**WHAT NEEDS TO BE DONE:** Among these records, which lines include "icon"? Copy them out.

**Stored items:**
# # # # # # #

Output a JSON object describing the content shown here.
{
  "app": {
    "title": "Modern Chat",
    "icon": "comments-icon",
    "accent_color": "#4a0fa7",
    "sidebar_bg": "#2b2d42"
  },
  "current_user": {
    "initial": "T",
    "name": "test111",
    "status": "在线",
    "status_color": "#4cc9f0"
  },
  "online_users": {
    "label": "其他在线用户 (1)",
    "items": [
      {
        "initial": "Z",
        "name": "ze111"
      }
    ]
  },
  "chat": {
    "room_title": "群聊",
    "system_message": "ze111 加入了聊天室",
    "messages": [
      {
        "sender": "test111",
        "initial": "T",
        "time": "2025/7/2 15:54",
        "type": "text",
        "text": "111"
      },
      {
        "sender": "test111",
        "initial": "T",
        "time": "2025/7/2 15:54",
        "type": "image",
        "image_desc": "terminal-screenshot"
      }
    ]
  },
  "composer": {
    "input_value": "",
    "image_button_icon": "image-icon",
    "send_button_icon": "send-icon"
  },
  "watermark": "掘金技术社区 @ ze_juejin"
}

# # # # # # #

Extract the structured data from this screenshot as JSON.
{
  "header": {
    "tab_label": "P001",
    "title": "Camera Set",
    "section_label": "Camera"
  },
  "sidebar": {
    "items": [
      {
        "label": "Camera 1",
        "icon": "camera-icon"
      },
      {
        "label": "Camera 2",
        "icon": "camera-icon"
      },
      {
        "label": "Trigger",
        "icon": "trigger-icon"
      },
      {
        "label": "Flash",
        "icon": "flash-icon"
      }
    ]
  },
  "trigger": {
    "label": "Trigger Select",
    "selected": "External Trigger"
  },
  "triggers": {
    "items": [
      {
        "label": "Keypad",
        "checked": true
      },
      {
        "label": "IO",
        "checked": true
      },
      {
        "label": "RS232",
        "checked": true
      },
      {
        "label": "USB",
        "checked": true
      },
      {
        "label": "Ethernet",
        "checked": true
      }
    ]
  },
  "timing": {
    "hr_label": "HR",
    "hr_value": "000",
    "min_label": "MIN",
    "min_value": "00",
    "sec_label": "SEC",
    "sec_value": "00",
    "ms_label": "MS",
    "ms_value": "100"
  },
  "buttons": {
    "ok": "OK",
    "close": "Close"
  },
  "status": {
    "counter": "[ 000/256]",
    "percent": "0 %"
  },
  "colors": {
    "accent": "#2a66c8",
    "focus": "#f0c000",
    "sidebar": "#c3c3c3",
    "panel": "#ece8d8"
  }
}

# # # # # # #

**ANSWER SECTION:**
    "icon": "comments-icon",
    "image_button_icon": "image-icon",
    "send_button_icon": "send-icon"
        "icon": "camera-icon"
        "icon": "camera-icon"
        "icon": "trigger-icon"
        "icon": "flash-icon"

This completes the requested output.